And the hospitality didn’t end there either. After meeting our friends with whom we were dining at the bar and enjoying a glass of wine and some conversation we moved on to our table. When Billy Hall spotted us beginning to make the move to our dining room table, he met us half way there and insisted on carrying the ladies wine glasses to the table for them. Can you say impressive attention to detail?
I am a huge beef lover and I am a tough critic when it comes to steak. I had read an article about Halls Chophouse serving Allen Brothers steaks. Allen Brothers has been around Chicago since the late 1800’s and anybody who knows anything about the gourmet steak industry knows that Allen Brothers is second to none as a source for the finest, most tender and tasty USDA Prime beef. I also knew that my server at Halls Chophouse would present to us a steak plate prior to taking our order so that we could see first-hand, up close and personal the quality steaks that we would be enjoying this evening. What I didn’t expect was that this wasn’t just a ritual that the waitress was trained to perform for each table of diners, she was actually purpose-driven in her presentation. I engaged her in discussion about the bone-in filet mignon and I could tell that she wasn’t just reciting the points provided to her by the chef staff, she knew what she was serving and she knew what was good.

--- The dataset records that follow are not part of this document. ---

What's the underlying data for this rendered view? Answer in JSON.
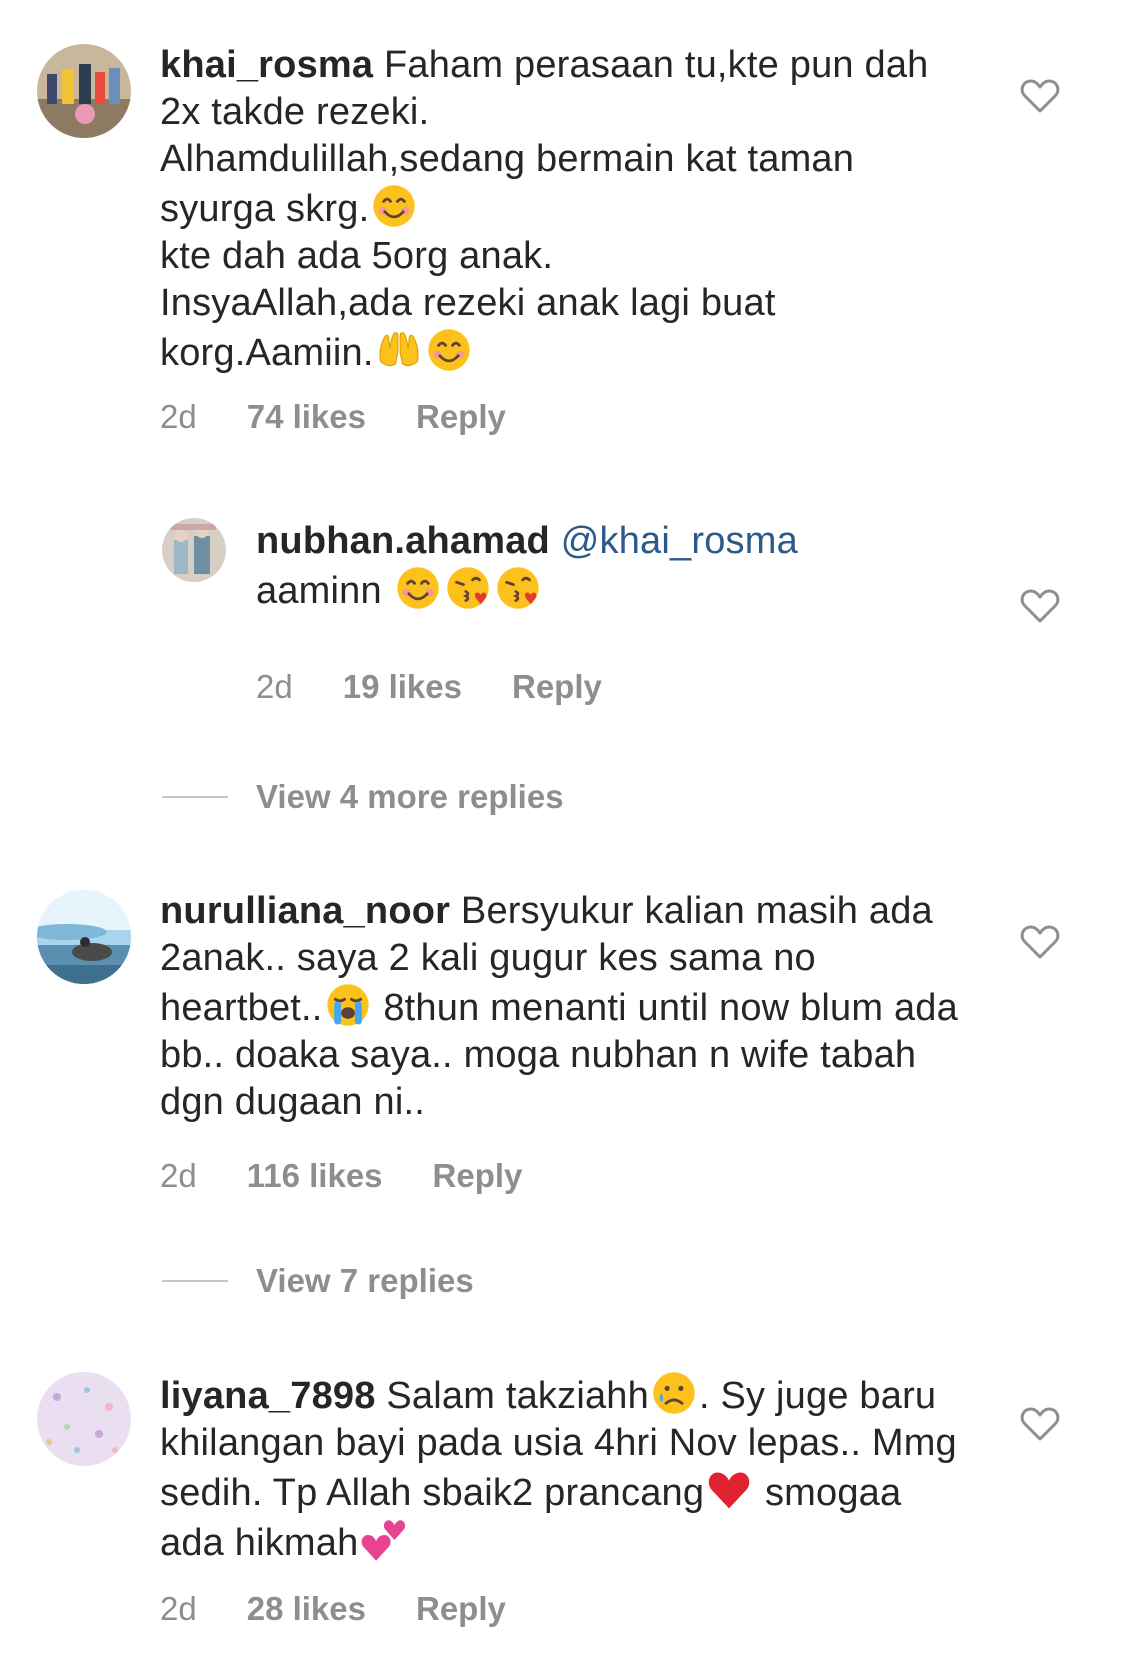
{
  "comments": [
    {
      "username": "khai_rosma",
      "body": " Faham perasaan tu,kte pun dah 2x takde rezeki.\nAlhamdulillah,sedang bermain kat taman syurga skrg.",
      "body2": "\nkte dah ada 5org anak.\nInsyaAllah,ada rezeki anak lagi buat korg.Aamiin.",
      "time": "2d",
      "likes": "74 likes",
      "reply": "Reply"
    },
    {
      "username": "nubhan.ahamad",
      "mention": " @khai_rosma",
      "body": "\naaminn ",
      "time": "2d",
      "likes": "19 likes",
      "reply": "Reply"
    },
    {
      "username": "nurulliana_noor",
      "body": " Bersyukur kalian masih ada 2anak.. saya 2 kali gugur kes sama no heartbet..",
      "body2": " 8thun menanti until now blum ada bb.. doaka saya.. moga nubhan n wife tabah dgn dugaan ni..",
      "time": "2d",
      "likes": "116 likes",
      "reply": "Reply"
    },
    {
      "username": "liyana_7898",
      "body": " Salam takziahh",
      "body2": ". Sy juge baru khilangan bayi pada usia 4hri Nov lepas.. Mmg sedih. Tp Allah sbaik2 prancang",
      "body3": " smogaa ada hikmah",
      "time": "2d",
      "likes": "28 likes",
      "reply": "Reply"
    }
  ],
  "view_replies": {
    "first": "View 4 more replies",
    "second": "View 7 replies"
  },
  "icons": {
    "heart": "heart-outline-icon",
    "smile": "smiling-face-emoji",
    "raised_hands": "raising-hands-emoji",
    "kiss": "face-blowing-kiss-emoji",
    "crying": "loudly-crying-face-emoji",
    "sad": "crying-face-emoji",
    "red_heart": "red-heart-emoji",
    "two_hearts": "two-hearts-emoji"
  }
}
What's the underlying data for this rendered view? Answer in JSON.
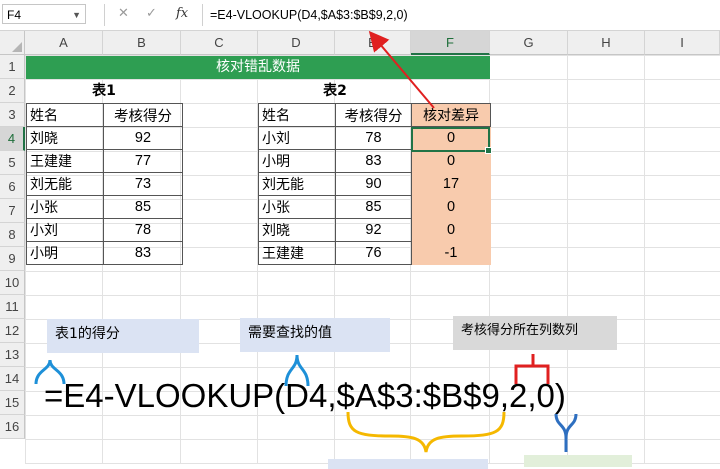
{
  "formula_bar": {
    "name_box": "F4",
    "cancel_icon": "✕",
    "enter_icon": "✓",
    "fx_label": "fx",
    "formula": "=E4-VLOOKUP(D4,$A$3:$B$9,2,0)"
  },
  "columns": [
    "A",
    "B",
    "C",
    "D",
    "E",
    "F",
    "G",
    "H",
    "I"
  ],
  "rows": [
    "1",
    "2",
    "3",
    "4",
    "5",
    "6",
    "7",
    "8",
    "9",
    "10",
    "11",
    "12",
    "13",
    "14",
    "15",
    "16"
  ],
  "selected_cell": {
    "column": "F",
    "row": "4"
  },
  "sheet_title": "核对错乱数据",
  "table1": {
    "label": "表1",
    "headers": [
      "姓名",
      "考核得分"
    ],
    "rows": [
      {
        "name": "刘晓",
        "score": "92"
      },
      {
        "name": "王建建",
        "score": "77"
      },
      {
        "name": "刘无能",
        "score": "73"
      },
      {
        "name": "小张",
        "score": "85"
      },
      {
        "name": "小刘",
        "score": "78"
      },
      {
        "name": "小明",
        "score": "83"
      }
    ]
  },
  "table2": {
    "label": "表2",
    "headers": [
      "姓名",
      "考核得分",
      "核对差异"
    ],
    "rows": [
      {
        "name": "小刘",
        "score": "78",
        "diff": "0"
      },
      {
        "name": "小明",
        "score": "83",
        "diff": "0"
      },
      {
        "name": "刘无能",
        "score": "90",
        "diff": "17"
      },
      {
        "name": "小张",
        "score": "85",
        "diff": "0"
      },
      {
        "name": "刘晓",
        "score": "92",
        "diff": "0"
      },
      {
        "name": "王建建",
        "score": "76",
        "diff": "-1"
      }
    ]
  },
  "annotations": {
    "note_table1_score": "表1的得分",
    "note_lookup_value": "需要查找的值",
    "note_column_index": "考核得分所在列数列",
    "big_formula": "=E4-VLOOKUP(D4,$A$3:$B$9,2,0)"
  },
  "colors": {
    "title_bg": "#2e9e52",
    "diff_bg": "#f8cbad",
    "arrow_red": "#e02020",
    "brace_blue": "#1e90d8",
    "brace_yellow": "#f5b800",
    "brace_red": "#e02020",
    "brace_darkblue": "#2e6fc0"
  }
}
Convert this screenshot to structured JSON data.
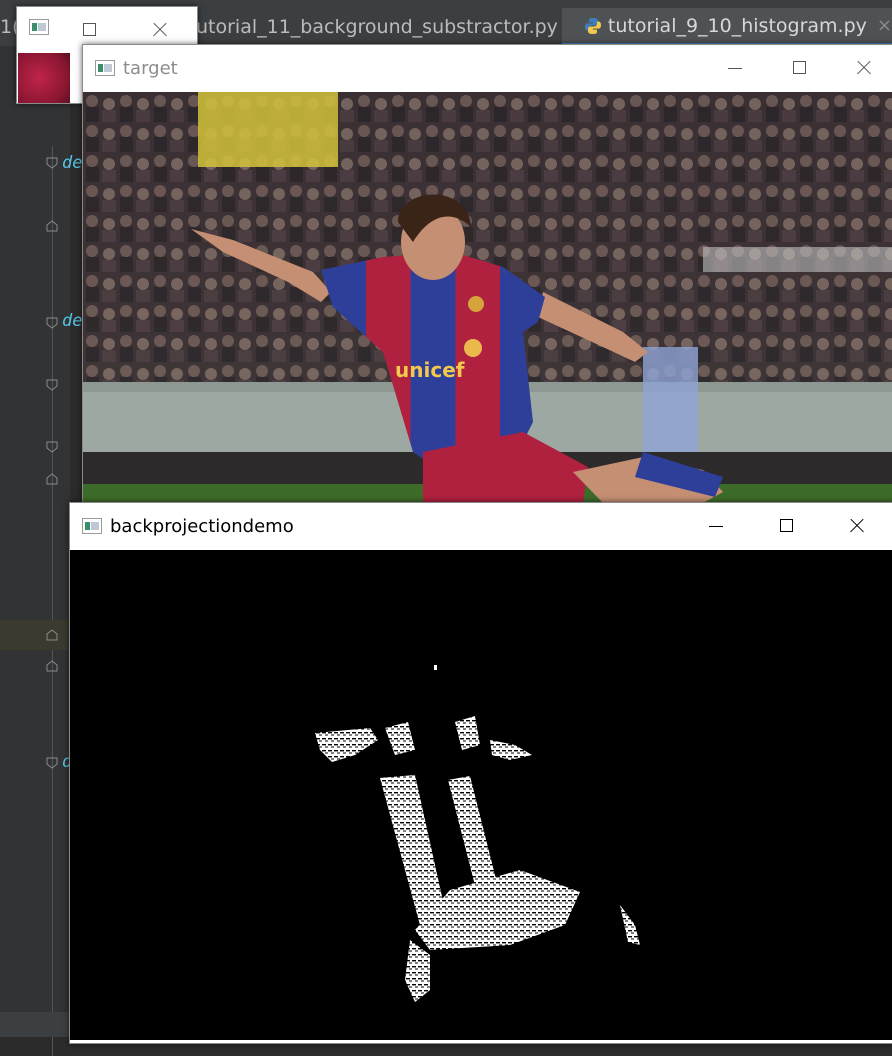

Michelle and I both started off with Halls chop salad, a wonderful marriage of greens, black eyed peas, celery, feta cheese and a heavenly green peppercorn buttermilk dressing. We both ordered steaks, Michelle had the petite filet mignon and I had the dry aged rib eye. Once again, rather than just taking our order and asking us for our doneness preference, our waitress quizzed us on what we were looking for in terms of internal temperature of the meat, and then I was blown away when she said to me, “would you prefer a leaner rib eye, or one with a fair amount of marbling?” Really, I thought, are you serious, you mean I can choose that?
The steaks did not disappoint and at Halls the side orders are served family style so we enjoyed a generous dish of pepper jack grits to compliment our steaks. Finally, we decided to share a piece of whiskey bread pudding, after all, as one of my fellow bloggers had recently written, “it’s so good I get emotional.”
So, after experiencing Halls Chophouse for myself, how do I describe the dining experience? Here are some words that I can use to describe it: “family”, “relationship”, “ladies and gentlemen serving ladies and gentlemen”, “aged steaks like a fine cabernet”, “cooked to a perfect mid-rare this is a beautiful steak, the seasoning is spot on”, “buttery”, and “it is so good, I get emotional.” OK, honest, no I didn’t cry over the experience, but all of those other comments, ABSOLUTELY.
As Billy Hall retrieved our coats from the “hall closet” he walked us to the front door, held the door open for us and wished us a good evening. Once again, it was as if we had spent the evening in the Hall Family home, not their family business. I mean what restaurant owner walks their patrons to the front door and bids them farewell by saying, “stay in touch.”?